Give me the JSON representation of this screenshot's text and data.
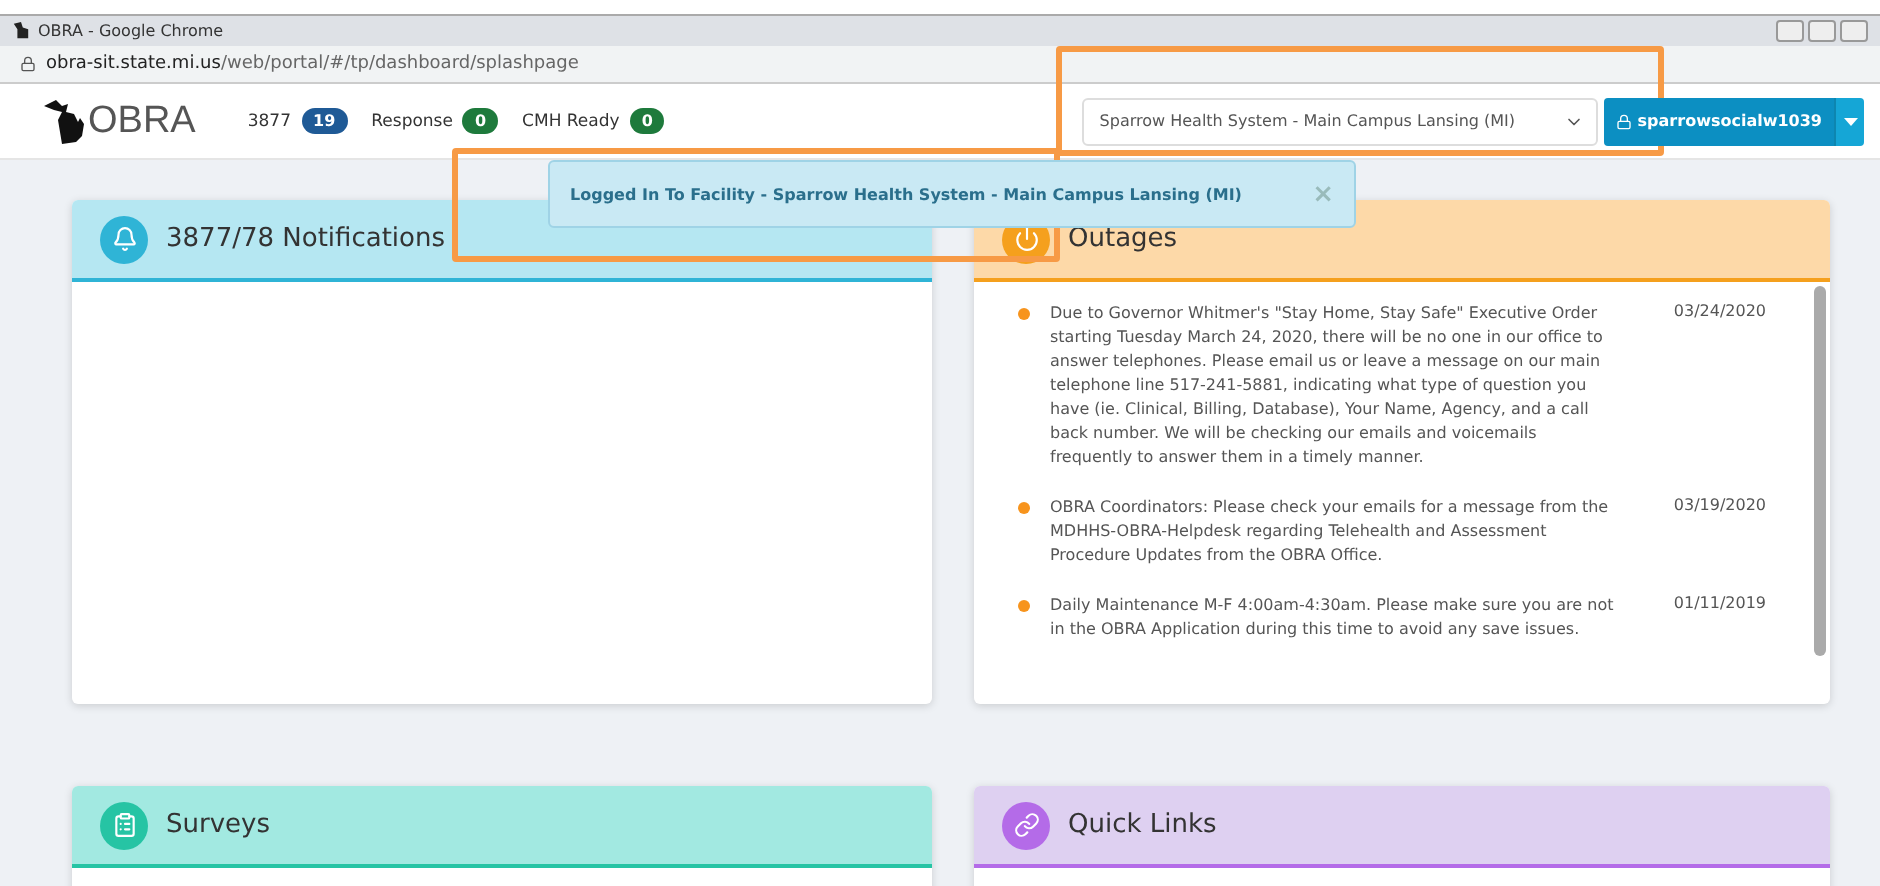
{
  "browser": {
    "title": "OBRA - Google Chrome",
    "url_host": "obra-sit.state.mi.us",
    "url_path": "/web/portal/#/tp/dashboard/splashpage"
  },
  "header": {
    "logo": "OBRA",
    "counters": [
      {
        "label": "3877",
        "count": "19",
        "color": "#1f5a96"
      },
      {
        "label": "Response",
        "count": "0",
        "color": "#1e7a3c"
      },
      {
        "label": "CMH Ready",
        "count": "0",
        "color": "#1e7a3c"
      }
    ],
    "facility_select": "Sparrow Health System - Main Campus Lansing (MI)",
    "user_button": "sparrowsocialw1039"
  },
  "toast": {
    "message": "Logged In To Facility - Sparrow Health System - Main Campus Lansing (MI)",
    "close": "×"
  },
  "cards": [
    {
      "kind": "notifications",
      "title": "3877/78 Notifications"
    },
    {
      "kind": "outages",
      "title": "Outages",
      "items": [
        {
          "text": "Due to Governor Whitmer's \"Stay Home, Stay Safe\" Executive Order starting Tuesday March 24, 2020, there will be no one in our office to answer telephones. Please email us or leave a message on our main telephone line 517-241-5881, indicating what type of question you have (ie. Clinical, Billing, Database), Your Name, Agency, and a call back number. We will be checking our emails and voicemails frequently to answer them in a timely manner.",
          "date": "03/24/2020"
        },
        {
          "text": "OBRA Coordinators: Please check your emails for a message from the MDHHS-OBRA-Helpdesk regarding Telehealth and Assessment Procedure Updates from the OBRA Office.",
          "date": "03/19/2020"
        },
        {
          "text": "Daily Maintenance M-F 4:00am-4:30am. Please make sure you are not in the OBRA Application during this time to avoid any save issues.",
          "date": "01/11/2019"
        }
      ]
    },
    {
      "kind": "surveys",
      "title": "Surveys"
    },
    {
      "kind": "links",
      "title": "Quick Links"
    }
  ]
}
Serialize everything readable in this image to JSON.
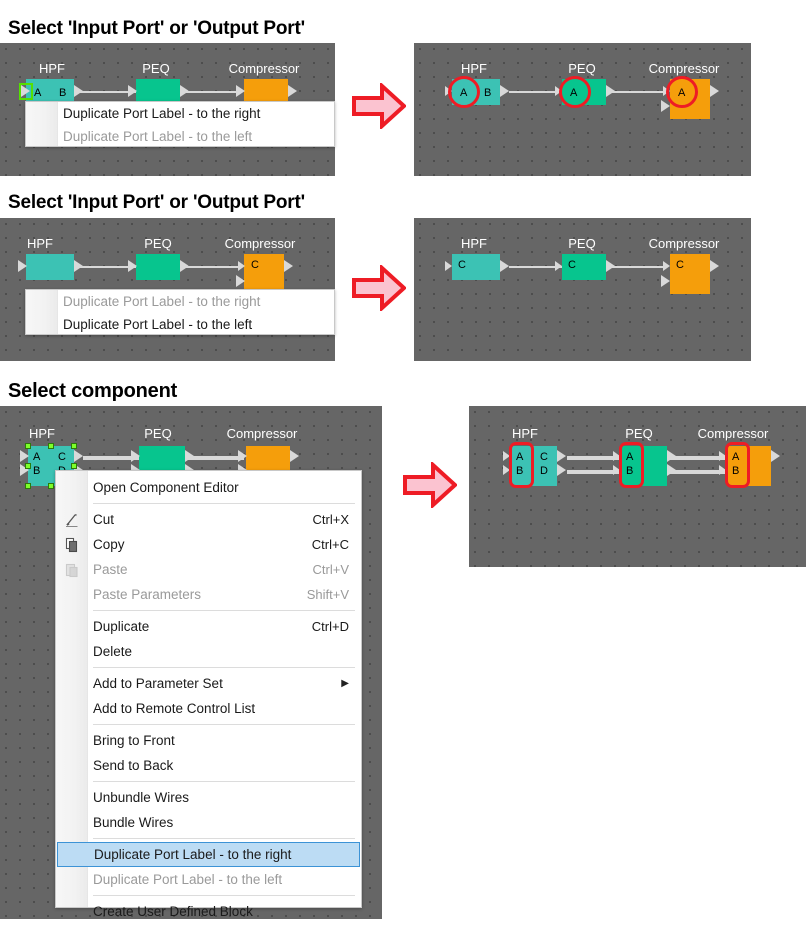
{
  "page": {
    "background": "#ffffff",
    "canvas_bg": "#666666",
    "canvas_dot": "#4d4d4d",
    "accent_red": "#ee1c25",
    "accent_pink": "#fbc3d0",
    "block_colors": {
      "hpf": "#3cc2b4",
      "peq": "#07c58e",
      "compressor": "#f59e0b"
    },
    "selection_handle": "#7dff2a",
    "highlight": "#bcdcf4"
  },
  "sections": [
    {
      "title": "Select 'Input Port' or 'Output Port'",
      "before": {
        "blocks": [
          {
            "name": "HPF",
            "ports_in": [
              "A"
            ],
            "ports_out": [
              "B"
            ]
          },
          {
            "name": "PEQ",
            "ports_in": [],
            "ports_out": []
          },
          {
            "name": "Compressor",
            "ports_in": [],
            "ports_out": []
          }
        ],
        "menu": [
          {
            "label": "Duplicate Port Label - to the right",
            "enabled": true
          },
          {
            "label": "Duplicate Port Label - to the left",
            "enabled": false
          }
        ]
      },
      "after": {
        "blocks": [
          {
            "name": "HPF",
            "ports_in": [
              "A"
            ],
            "ports_out": [
              "B"
            ],
            "marked": "A"
          },
          {
            "name": "PEQ",
            "ports_in": [
              "A"
            ],
            "ports_out": [],
            "marked": "A"
          },
          {
            "name": "Compressor",
            "ports_in": [
              "A"
            ],
            "ports_out": [],
            "marked": "A"
          }
        ]
      }
    },
    {
      "title": "Select 'Input Port' or 'Output Port'",
      "before": {
        "blocks": [
          {
            "name": "HPF",
            "ports_in": [],
            "ports_out": []
          },
          {
            "name": "PEQ",
            "ports_in": [],
            "ports_out": []
          },
          {
            "name": "Compressor",
            "ports_in": [
              "C"
            ],
            "ports_out": []
          }
        ],
        "menu": [
          {
            "label": "Duplicate Port Label - to the right",
            "enabled": false
          },
          {
            "label": "Duplicate Port Label - to the left",
            "enabled": true
          }
        ]
      },
      "after": {
        "blocks": [
          {
            "name": "HPF",
            "ports_in": [
              "C"
            ],
            "ports_out": []
          },
          {
            "name": "PEQ",
            "ports_in": [
              "C"
            ],
            "ports_out": []
          },
          {
            "name": "Compressor",
            "ports_in": [
              "C"
            ],
            "ports_out": []
          }
        ]
      }
    },
    {
      "title": "Select component",
      "before": {
        "blocks": [
          {
            "name": "HPF",
            "ports_in": [
              "A",
              "B"
            ],
            "ports_out": [
              "C",
              "D"
            ],
            "selected": true
          },
          {
            "name": "PEQ",
            "ports_in": [],
            "ports_out": []
          },
          {
            "name": "Compressor",
            "ports_in": [],
            "ports_out": []
          }
        ]
      },
      "after": {
        "blocks": [
          {
            "name": "HPF",
            "ports_in": [
              "A",
              "B"
            ],
            "ports_out": [
              "C",
              "D"
            ],
            "marked": "A,B"
          },
          {
            "name": "PEQ",
            "ports_in": [
              "A",
              "B"
            ],
            "ports_out": [],
            "marked": "A,B"
          },
          {
            "name": "Compressor",
            "ports_in": [
              "A",
              "B"
            ],
            "ports_out": [],
            "marked": "A,B"
          }
        ]
      }
    }
  ],
  "context_menu": {
    "items": [
      {
        "label": "Open Component Editor",
        "accel": "",
        "enabled": true,
        "icon": "",
        "selected": false,
        "submenu": false
      },
      {
        "sep": true
      },
      {
        "label": "Cut",
        "accel": "Ctrl+X",
        "enabled": true,
        "icon": "cut-icon",
        "selected": false,
        "submenu": false
      },
      {
        "label": "Copy",
        "accel": "Ctrl+C",
        "enabled": true,
        "icon": "copy-icon",
        "selected": false,
        "submenu": false
      },
      {
        "label": "Paste",
        "accel": "Ctrl+V",
        "enabled": false,
        "icon": "paste-icon",
        "selected": false,
        "submenu": false
      },
      {
        "label": "Paste Parameters",
        "accel": "Shift+V",
        "enabled": false,
        "icon": "",
        "selected": false,
        "submenu": false
      },
      {
        "sep": true
      },
      {
        "label": "Duplicate",
        "accel": "Ctrl+D",
        "enabled": true,
        "icon": "",
        "selected": false,
        "submenu": false
      },
      {
        "label": "Delete",
        "accel": "",
        "enabled": true,
        "icon": "",
        "selected": false,
        "submenu": false
      },
      {
        "sep": true
      },
      {
        "label": "Add to Parameter Set",
        "accel": "",
        "enabled": true,
        "icon": "",
        "selected": false,
        "submenu": true
      },
      {
        "label": "Add to Remote Control List",
        "accel": "",
        "enabled": true,
        "icon": "",
        "selected": false,
        "submenu": false
      },
      {
        "sep": true
      },
      {
        "label": "Bring to Front",
        "accel": "",
        "enabled": true,
        "icon": "",
        "selected": false,
        "submenu": false
      },
      {
        "label": "Send to Back",
        "accel": "",
        "enabled": true,
        "icon": "",
        "selected": false,
        "submenu": false
      },
      {
        "sep": true
      },
      {
        "label": "Unbundle Wires",
        "accel": "",
        "enabled": true,
        "icon": "",
        "selected": false,
        "submenu": false
      },
      {
        "label": "Bundle Wires",
        "accel": "",
        "enabled": true,
        "icon": "",
        "selected": false,
        "submenu": false
      },
      {
        "sep": true
      },
      {
        "label": "Duplicate Port Label - to the right",
        "accel": "",
        "enabled": true,
        "icon": "",
        "selected": true,
        "submenu": false
      },
      {
        "label": "Duplicate Port Label - to the left",
        "accel": "",
        "enabled": false,
        "icon": "",
        "selected": false,
        "submenu": false
      },
      {
        "sep": true
      },
      {
        "label": "Create User Defined Block",
        "accel": "",
        "enabled": true,
        "icon": "",
        "selected": false,
        "submenu": false
      }
    ],
    "submenu_arrow_glyph": "▶"
  }
}
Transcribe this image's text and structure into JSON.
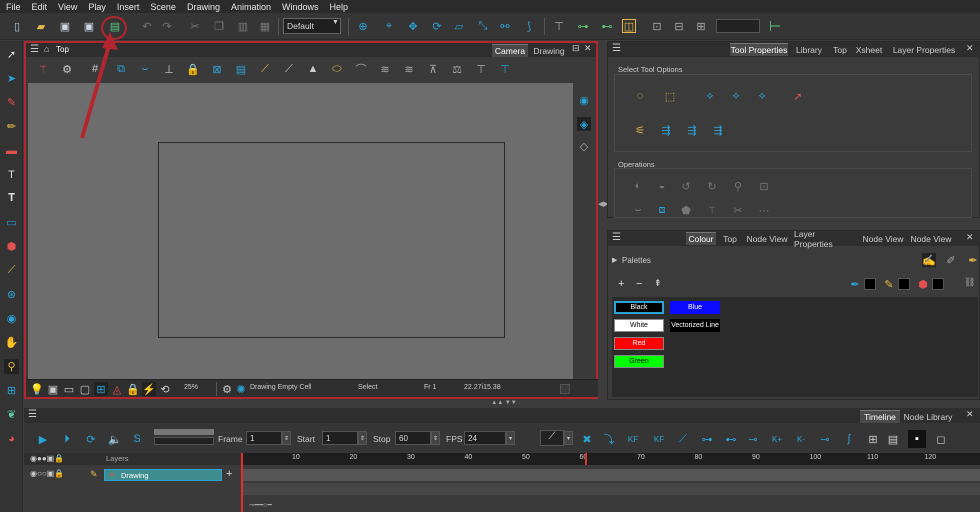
{
  "menu": [
    "File",
    "Edit",
    "View",
    "Play",
    "Insert",
    "Scene",
    "Drawing",
    "Animation",
    "Windows",
    "Help"
  ],
  "toolbar": {
    "workspace_value": "Default"
  },
  "viewport": {
    "title": "Top",
    "tabs": [
      "Camera",
      "Drawing"
    ]
  },
  "status": {
    "zoom": "25%",
    "drawing": "Drawing Empty Cell",
    "tool": "Select",
    "frame": "Fr 1",
    "coords": "22.27i15.38"
  },
  "tool_properties": {
    "tabs": [
      "Tool Properties",
      "Library",
      "Top",
      "Xsheet",
      "Layer Properties"
    ],
    "section_select": "Select Tool Options",
    "section_operations": "Operations"
  },
  "colour": {
    "tabs": [
      "Colour",
      "Top",
      "Node View",
      "Layer Properties",
      "Node View",
      "Node View"
    ],
    "palettes_label": "Palettes",
    "swatches": [
      {
        "name": "Black",
        "color": "#000000",
        "text": "#ffffff"
      },
      {
        "name": "Blue",
        "color": "#0a0aff",
        "text": "#ffffff"
      },
      {
        "name": "White",
        "color": "#ffffff",
        "text": "#000000"
      },
      {
        "name": "Vectorized Line",
        "color": "#000000",
        "text": "#ffffff"
      },
      {
        "name": "Red",
        "color": "#ff0000",
        "text": "#ffffff"
      },
      {
        "name": "Green",
        "color": "#00ff00",
        "text": "#000000"
      }
    ]
  },
  "timeline": {
    "tabs": [
      "Timeline",
      "Node Library"
    ],
    "frame_label": "Frame",
    "frame_value": "1",
    "start_label": "Start",
    "start_value": "1",
    "stop_label": "Stop",
    "stop_value": "60",
    "fps_label": "FPS",
    "fps_value": "24",
    "layers_header": "Layers",
    "layer_name": "Drawing",
    "ticks": [
      "10",
      "20",
      "30",
      "40",
      "50",
      "60",
      "70",
      "80",
      "90",
      "100",
      "110",
      "120"
    ]
  },
  "colors": {
    "accent": "#2aa3d8",
    "highlight": "#b3262f"
  }
}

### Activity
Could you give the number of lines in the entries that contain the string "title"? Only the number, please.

### Answer box
9